How to Ask Questions (2017-2018)

Background

In current culture, people usually discuss controversial moral and political issues only among like-minded people who do not press challenging questions. In fact, calling on people to justify their moral, political and religious views, especially in contexts where others might disagree, is widely regarded as impolite, even insulting. Moreover, asking people about their views can spur rationalizations and polarization that cause disagreements to become even more entrenched.

However, some evidence suggests that people who are regularly called upon to answer the right kinds of questions will exhibit greater intellectual humility and will be more likely to participate constructively in public discussions. The crucial question, then, asks which questions are the right questions for encouraging humility and cooperation.

Project Description

This Bass Connections project will identify a range of questions, drawing on existing literature including questions not only about effects of and reasons for policies but also about causes of one’s beliefs, the strength of one’s arguments, how many others agree, and evidence, arguments and thought processes of opponents. The project team will investigate which of these questions increase humility and which raise barriers to constructive discourse, such as defensiveness, rationalization and polarization.

The team’s goal is to test the hypothesis that, if students are trained in a culture that encourages people to regularly ask themselves and others the right questions, then they will become better at understanding their own or others’ points of view and, hence, at navigating an ideologically diverse world.

Team members will first map out the various kinds of questions, drawing on philosophical work on argumentation, justification, reasoning and rationalization. They will then use surveys and questionnaires to examine how asking various kinds of questions affects people’s confidence in and commitment to their own views as well as their attitudes toward others who disagree. The team will use MTurk to reach a large and diverse population as well as in-person surveys on campus and in the community (including at the North Carolina state fair) to provide additional confirmation of our results. The focus will be on developing a battery of questions through which people can learn to engage thoughtfully and critically with diverse perspectives.

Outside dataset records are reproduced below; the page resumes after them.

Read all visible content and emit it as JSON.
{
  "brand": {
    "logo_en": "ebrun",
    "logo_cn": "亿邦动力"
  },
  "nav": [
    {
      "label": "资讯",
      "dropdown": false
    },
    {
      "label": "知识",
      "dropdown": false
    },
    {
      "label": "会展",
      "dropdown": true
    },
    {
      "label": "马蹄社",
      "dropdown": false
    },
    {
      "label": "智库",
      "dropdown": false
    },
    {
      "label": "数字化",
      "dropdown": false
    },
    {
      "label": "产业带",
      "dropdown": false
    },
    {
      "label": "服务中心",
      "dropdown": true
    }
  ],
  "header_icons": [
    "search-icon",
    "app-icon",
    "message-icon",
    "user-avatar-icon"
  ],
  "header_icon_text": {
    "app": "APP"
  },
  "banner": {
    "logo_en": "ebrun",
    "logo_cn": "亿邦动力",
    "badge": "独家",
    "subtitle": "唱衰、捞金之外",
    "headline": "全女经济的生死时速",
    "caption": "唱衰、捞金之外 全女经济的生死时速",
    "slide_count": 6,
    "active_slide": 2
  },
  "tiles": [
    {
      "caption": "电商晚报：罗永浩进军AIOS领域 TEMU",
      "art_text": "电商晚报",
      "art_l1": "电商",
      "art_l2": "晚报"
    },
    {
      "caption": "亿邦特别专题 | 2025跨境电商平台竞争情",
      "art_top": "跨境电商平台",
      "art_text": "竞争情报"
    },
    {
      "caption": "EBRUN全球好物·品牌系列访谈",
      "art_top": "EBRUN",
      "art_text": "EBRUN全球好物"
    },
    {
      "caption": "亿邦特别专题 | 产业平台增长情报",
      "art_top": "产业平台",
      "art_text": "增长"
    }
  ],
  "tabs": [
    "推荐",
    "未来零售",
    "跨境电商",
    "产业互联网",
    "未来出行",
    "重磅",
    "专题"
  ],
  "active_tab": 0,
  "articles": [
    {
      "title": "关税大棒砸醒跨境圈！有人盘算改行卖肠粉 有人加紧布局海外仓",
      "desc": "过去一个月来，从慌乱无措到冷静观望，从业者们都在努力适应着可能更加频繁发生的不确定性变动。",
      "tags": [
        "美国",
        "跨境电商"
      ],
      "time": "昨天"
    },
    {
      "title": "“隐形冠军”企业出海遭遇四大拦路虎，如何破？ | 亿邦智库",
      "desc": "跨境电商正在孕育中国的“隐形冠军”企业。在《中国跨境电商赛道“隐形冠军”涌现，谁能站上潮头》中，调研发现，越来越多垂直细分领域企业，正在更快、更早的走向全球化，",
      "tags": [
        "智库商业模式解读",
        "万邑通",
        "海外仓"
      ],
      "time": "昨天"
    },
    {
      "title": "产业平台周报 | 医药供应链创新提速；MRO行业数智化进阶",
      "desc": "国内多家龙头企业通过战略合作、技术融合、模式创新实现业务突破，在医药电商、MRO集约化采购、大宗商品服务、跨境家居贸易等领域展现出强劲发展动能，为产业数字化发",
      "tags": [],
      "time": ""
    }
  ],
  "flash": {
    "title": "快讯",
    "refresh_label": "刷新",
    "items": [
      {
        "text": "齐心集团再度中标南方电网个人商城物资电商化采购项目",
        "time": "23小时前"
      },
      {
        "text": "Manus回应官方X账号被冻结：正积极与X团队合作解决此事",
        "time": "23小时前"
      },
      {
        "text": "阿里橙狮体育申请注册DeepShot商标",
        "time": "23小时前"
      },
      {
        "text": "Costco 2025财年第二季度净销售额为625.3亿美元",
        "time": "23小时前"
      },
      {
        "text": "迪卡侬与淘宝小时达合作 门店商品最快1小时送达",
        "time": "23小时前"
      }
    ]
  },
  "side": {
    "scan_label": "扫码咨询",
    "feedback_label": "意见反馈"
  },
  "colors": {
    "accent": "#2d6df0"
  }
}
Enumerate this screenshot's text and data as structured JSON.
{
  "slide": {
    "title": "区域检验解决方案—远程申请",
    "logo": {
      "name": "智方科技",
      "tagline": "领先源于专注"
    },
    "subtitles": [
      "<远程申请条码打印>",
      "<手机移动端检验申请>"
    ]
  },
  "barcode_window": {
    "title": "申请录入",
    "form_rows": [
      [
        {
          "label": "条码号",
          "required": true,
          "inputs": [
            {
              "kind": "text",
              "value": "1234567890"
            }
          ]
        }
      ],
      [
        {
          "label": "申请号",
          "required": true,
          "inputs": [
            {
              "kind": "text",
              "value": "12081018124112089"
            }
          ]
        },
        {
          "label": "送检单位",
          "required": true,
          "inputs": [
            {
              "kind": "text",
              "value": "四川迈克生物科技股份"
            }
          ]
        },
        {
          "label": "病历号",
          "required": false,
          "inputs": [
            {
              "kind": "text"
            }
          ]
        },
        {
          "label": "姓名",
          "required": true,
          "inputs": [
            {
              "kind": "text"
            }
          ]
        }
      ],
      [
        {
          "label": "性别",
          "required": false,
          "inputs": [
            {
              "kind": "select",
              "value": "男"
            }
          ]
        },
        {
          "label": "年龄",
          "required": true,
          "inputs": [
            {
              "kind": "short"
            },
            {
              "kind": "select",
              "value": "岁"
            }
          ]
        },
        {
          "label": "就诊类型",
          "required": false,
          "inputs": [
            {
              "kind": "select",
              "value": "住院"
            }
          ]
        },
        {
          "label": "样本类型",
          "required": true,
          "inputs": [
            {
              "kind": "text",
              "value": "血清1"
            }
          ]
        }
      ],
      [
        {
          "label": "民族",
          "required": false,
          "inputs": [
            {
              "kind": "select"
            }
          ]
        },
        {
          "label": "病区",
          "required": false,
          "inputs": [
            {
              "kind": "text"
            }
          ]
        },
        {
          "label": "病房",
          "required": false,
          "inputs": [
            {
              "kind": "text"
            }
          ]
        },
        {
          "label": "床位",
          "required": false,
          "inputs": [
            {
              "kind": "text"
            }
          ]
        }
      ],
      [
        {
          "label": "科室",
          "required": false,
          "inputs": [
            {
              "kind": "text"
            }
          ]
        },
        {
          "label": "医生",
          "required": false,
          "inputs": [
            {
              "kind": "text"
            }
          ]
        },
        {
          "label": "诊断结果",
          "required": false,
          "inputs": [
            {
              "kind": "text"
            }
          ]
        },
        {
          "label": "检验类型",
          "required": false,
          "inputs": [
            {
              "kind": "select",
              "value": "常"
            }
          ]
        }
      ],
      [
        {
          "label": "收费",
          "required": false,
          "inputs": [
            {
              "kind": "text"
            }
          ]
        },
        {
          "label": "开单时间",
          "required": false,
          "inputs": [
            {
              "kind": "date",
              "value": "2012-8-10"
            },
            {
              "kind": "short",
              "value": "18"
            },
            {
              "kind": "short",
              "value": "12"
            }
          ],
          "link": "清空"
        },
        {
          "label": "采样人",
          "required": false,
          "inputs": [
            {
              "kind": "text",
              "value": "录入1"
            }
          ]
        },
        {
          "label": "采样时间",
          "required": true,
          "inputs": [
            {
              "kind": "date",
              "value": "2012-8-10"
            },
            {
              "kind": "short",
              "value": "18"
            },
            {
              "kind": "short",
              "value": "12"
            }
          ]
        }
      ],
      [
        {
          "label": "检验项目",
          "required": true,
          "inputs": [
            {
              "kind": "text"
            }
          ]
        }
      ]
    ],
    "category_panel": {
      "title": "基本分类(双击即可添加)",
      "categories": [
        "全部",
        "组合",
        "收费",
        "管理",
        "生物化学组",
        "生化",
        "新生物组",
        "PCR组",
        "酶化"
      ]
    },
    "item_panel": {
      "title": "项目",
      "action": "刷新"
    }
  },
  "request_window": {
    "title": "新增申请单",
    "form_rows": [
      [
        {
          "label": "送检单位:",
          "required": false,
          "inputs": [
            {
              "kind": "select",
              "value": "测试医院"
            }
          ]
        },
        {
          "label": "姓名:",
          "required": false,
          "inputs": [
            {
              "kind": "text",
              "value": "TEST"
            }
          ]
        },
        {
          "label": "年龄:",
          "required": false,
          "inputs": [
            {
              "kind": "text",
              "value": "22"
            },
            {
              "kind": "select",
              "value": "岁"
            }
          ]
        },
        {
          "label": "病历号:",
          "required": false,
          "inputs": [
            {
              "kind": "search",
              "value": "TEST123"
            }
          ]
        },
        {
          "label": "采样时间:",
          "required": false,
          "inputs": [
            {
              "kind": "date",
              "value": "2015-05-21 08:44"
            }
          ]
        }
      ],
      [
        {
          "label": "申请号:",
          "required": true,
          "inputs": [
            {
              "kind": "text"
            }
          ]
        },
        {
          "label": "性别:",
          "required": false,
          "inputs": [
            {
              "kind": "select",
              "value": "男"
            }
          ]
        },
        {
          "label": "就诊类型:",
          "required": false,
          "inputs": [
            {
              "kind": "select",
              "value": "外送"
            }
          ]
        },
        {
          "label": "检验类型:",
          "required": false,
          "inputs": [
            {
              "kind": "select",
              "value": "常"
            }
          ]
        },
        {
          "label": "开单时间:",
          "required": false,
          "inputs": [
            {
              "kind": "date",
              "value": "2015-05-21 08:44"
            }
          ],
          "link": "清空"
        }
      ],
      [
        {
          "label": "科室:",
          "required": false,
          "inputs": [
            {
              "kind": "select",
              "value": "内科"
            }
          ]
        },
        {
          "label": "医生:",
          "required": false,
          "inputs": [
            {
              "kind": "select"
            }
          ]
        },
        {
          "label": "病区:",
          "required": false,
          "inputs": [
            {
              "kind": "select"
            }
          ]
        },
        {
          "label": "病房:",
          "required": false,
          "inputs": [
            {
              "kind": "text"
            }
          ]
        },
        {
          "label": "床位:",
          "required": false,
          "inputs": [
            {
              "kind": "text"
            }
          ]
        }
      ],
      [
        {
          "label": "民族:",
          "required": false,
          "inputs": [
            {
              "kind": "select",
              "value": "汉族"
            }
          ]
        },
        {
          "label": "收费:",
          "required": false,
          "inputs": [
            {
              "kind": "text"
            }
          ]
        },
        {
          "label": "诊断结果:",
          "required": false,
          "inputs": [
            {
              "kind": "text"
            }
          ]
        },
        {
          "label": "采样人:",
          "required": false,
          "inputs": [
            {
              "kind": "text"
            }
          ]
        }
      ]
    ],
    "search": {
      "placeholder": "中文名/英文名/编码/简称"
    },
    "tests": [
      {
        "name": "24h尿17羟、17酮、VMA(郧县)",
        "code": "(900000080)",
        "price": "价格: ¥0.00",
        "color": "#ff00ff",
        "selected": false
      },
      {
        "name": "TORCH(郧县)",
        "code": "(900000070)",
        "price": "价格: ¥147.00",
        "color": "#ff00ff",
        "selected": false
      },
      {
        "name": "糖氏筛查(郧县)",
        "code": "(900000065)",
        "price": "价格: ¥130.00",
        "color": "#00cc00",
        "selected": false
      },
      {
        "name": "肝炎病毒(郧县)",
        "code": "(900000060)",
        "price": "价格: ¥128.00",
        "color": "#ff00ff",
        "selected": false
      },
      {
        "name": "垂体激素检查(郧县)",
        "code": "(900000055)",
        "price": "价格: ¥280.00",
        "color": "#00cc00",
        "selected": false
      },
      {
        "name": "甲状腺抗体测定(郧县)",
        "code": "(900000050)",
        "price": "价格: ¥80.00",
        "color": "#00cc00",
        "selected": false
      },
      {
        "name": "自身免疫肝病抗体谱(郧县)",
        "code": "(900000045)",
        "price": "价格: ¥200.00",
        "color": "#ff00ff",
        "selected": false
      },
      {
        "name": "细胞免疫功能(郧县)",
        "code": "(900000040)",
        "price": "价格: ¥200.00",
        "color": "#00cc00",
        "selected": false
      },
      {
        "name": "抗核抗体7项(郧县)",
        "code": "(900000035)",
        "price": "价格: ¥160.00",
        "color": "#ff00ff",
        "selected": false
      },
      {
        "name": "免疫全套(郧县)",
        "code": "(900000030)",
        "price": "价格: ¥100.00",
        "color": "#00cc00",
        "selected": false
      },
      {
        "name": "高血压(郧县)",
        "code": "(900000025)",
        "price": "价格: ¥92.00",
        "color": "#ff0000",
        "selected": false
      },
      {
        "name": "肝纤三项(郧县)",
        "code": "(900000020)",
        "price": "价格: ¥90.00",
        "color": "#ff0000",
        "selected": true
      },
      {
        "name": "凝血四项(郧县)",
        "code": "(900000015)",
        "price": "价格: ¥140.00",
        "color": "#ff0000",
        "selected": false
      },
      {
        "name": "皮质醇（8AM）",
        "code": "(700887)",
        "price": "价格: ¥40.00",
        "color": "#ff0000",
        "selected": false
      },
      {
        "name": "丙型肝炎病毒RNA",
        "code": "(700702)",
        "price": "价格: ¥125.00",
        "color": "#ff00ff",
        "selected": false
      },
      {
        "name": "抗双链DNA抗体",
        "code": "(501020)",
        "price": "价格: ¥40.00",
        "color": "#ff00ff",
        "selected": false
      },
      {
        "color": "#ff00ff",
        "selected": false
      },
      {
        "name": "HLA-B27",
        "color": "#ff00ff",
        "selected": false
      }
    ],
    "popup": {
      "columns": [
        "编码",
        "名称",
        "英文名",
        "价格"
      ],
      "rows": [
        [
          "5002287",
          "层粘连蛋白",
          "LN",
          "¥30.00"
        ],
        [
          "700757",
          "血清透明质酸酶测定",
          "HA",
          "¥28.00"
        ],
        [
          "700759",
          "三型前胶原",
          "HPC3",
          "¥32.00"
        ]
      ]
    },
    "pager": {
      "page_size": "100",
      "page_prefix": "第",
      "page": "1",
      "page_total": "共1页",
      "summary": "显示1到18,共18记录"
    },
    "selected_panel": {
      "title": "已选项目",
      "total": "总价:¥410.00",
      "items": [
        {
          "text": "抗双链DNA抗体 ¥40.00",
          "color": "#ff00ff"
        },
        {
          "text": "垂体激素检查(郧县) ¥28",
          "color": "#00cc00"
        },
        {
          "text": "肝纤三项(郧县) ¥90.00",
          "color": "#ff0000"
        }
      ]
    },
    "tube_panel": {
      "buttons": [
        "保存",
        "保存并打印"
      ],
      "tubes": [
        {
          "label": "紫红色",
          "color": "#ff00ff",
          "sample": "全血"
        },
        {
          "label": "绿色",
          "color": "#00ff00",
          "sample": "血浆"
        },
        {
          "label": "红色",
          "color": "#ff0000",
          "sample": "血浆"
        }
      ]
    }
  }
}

The team will visit the Right Questions Institute and will consult with the SAGE Center for the Study of Mind. This project is associated with the Moral Attitudes and Decisions lab in the Kenan Institute for Ethics.

Anticipated Outcomes

Presentations and at least two academic papers reporting empirical findings and/or the philosophical issues they raise, coauthored by student team members

Student Opportunities

Undergraduate and graduate students will help formulate questionnaires and administer them by programming web surveys and distributing in-person questionnaires. Students will then analyze data and develop written and oral presentations of the team’s findings for audiences both off and on campus (such as papers in professional journals, articles in campus papers, talks at professional conferences and on campus).

The team will include approximately two postdocs, two graduate students and four undergraduates. The most relevant majors or backgrounds will be in psychology, education, political science, public policy, ethics or philosophy, although many other disciplines would be relevant.

Timing

Fall 2017 – Spring 2018

Team meetings will take place on Thursdays from 11:30-1:00 p.m.

  • Fall 2017: Develop questionnaires; first round of online data collection; preliminary analysis of online data collection; in-person data collection
  • Spring 2018: Analysis of in-person data collection; visit SAGE Center for collaboration; begin writing up results into papers and presentations

Crediting

Independent study credit available for fall and spring semesters; summer funding

This Team in the News

Philosophy Student Explores Healthcare Ethics, Political Disagreement

Faculty/Staff Team Members

Jordan Carpenter, Trinity - Philosophy; Kenan Institute for Ethics*
David Malone, Trinity - Program in Education
Walter Sinnott-Armstrong, Trinity - Philosophy*
Jesse Summers, Kenan Institute for Ethics; Duke Social Science Research Institute*

Graduate Team Members

Aaron Ancell, Graduate School - PhD in Philosophy

* denotes team leader

Status

Active